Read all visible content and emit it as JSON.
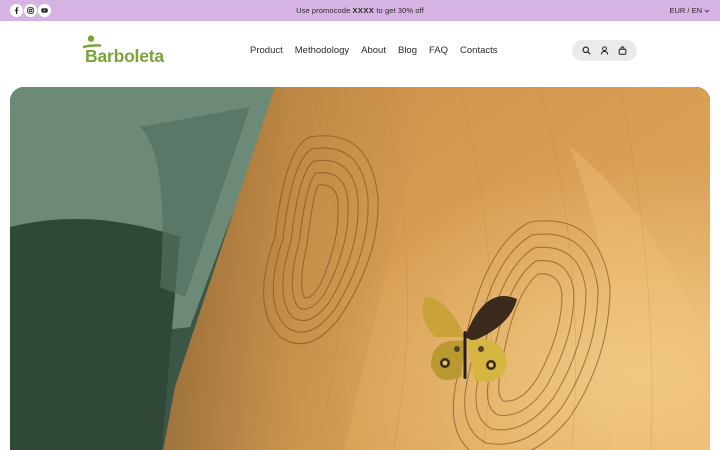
{
  "promo": {
    "text_before": "Use promocode",
    "code": "XXXX",
    "text_after": "to get 30% off",
    "background": "#d5b3e2"
  },
  "social": [
    {
      "name": "facebook-icon"
    },
    {
      "name": "instagram-icon"
    },
    {
      "name": "youtube-icon"
    }
  ],
  "locale": {
    "label": "EUR / EN"
  },
  "logo": {
    "text": "Barboleta",
    "color": "#7aa33a"
  },
  "nav": {
    "items": [
      {
        "label": "Product"
      },
      {
        "label": "Methodology"
      },
      {
        "label": "About"
      },
      {
        "label": "Blog"
      },
      {
        "label": "FAQ"
      },
      {
        "label": "Contacts"
      }
    ]
  },
  "header_icons": [
    "search-icon",
    "account-icon",
    "cart-icon"
  ],
  "hero": {
    "image": "wooden-balance-board-with-butterfly"
  }
}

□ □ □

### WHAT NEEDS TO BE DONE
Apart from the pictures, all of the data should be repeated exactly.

### RESPONSE AREA
Read all visible content and emit it as JSON.
{
  "promo": {
    "text_before": "Use promocode",
    "code": "XXXX",
    "text_after": "to get 30% off",
    "background": "#d5b3e2"
  },
  "social": [
    {
      "name": "facebook-icon"
    },
    {
      "name": "instagram-icon"
    },
    {
      "name": "youtube-icon"
    }
  ],
  "locale": {
    "label": "EUR / EN"
  },
  "logo": {
    "text": "Barboleta",
    "color": "#7aa33a"
  },
  "nav": {
    "items": [
      {
        "label": "Product"
      },
      {
        "label": "Methodology"
      },
      {
        "label": "About"
      },
      {
        "label": "Blog"
      },
      {
        "label": "FAQ"
      },
      {
        "label": "Contacts"
      }
    ]
  },
  "header_icons": [
    "search-icon",
    "account-icon",
    "cart-icon"
  ],
  "hero": {
    "image": "wooden-balance-board-with-butterfly"
  }
}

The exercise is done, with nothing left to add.